      • thumb
        Jul 26 2013: Yes, I heard that in your talk.

        The reason I asked about airline miles is that I thought there was an issue some years ago with airlines changing the terms (for the worse) of what airline miles could be exchanged for (the value in exchange) or the time period over which they needed to be spent in a way that applied not only to miles still to be accrued but also to mileage points that had already been collected.

        Perhaps I remember this incorrectly.
  • thumb
    Jul 25 2013: You don't have any comments yet and I haven't had time to listen to your talk or even read more than the topic of your post. So you can consider my response either ignorant or unbiased. I have seen the James B. Glattfelder and started a conversation on it, so that alone I am familiar with.

    I think people already realize that corporations (of which brands are nothing more than infantry divisions are to an entire army) are de facto government entities. Examples... Politics in America are significantly influenced by lobbyists and those lobbyists are largely those of Big Business. The most convincing, or realistic, science fiction I've involves the existence of corporatocracies. I think if you run our national ideologies through a sewer treatment plant to get rid off all the bullshit and you find that democracy has little, not the least, but little do with it and capitalism has the most to do with it.

    I'm more interested in hearing about what chances the out-dated system of bartering has in this environment of shifting currencies. There are a rising number of places where you can receive and pay for good and services with goods and services of your own, bypassing currency in all its forms.

    Government currencies do have the backing of national entities, whereas brand currencies are based on brands, which are nothing more than images, signs, concepts.
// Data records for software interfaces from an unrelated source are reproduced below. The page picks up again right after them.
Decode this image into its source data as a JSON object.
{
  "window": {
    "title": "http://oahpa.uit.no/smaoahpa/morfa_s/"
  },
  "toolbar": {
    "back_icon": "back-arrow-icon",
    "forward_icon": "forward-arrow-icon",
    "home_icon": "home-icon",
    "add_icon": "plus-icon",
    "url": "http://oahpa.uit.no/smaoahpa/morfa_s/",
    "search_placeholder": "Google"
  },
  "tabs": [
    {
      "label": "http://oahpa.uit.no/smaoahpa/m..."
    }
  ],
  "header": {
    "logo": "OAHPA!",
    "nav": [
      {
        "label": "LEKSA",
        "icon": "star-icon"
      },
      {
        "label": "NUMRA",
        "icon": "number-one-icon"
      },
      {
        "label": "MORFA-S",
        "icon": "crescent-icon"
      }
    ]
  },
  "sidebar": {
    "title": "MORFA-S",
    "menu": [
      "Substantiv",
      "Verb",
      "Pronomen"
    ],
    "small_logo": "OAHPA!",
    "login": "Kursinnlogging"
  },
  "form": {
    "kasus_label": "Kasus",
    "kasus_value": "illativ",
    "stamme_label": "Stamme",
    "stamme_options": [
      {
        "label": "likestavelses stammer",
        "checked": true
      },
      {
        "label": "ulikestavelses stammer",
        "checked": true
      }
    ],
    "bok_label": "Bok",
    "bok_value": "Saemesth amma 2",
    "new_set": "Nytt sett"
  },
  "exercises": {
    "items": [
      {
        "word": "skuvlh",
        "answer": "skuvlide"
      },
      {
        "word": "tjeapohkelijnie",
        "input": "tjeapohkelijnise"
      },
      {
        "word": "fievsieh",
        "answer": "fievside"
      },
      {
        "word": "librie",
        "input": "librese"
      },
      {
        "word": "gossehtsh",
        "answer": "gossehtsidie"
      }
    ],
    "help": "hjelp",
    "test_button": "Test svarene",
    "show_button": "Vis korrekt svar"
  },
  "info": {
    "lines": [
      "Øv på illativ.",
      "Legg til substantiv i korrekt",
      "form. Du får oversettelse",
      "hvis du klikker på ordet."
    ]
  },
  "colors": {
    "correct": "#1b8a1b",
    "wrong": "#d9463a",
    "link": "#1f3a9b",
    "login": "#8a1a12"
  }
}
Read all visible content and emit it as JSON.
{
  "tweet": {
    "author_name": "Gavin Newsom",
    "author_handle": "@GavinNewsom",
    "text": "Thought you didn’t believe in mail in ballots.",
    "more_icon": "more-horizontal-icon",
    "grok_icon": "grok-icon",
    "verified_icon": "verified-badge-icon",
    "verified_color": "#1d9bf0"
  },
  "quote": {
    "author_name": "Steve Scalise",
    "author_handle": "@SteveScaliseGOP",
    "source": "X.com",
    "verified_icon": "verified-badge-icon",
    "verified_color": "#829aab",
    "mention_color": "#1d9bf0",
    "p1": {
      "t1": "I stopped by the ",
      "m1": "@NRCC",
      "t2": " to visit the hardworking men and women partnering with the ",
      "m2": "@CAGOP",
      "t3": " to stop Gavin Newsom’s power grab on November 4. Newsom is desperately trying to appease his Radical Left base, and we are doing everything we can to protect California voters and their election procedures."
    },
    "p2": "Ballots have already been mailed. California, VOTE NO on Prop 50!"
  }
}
To the public, its not institution versus corporation, its institution versus product.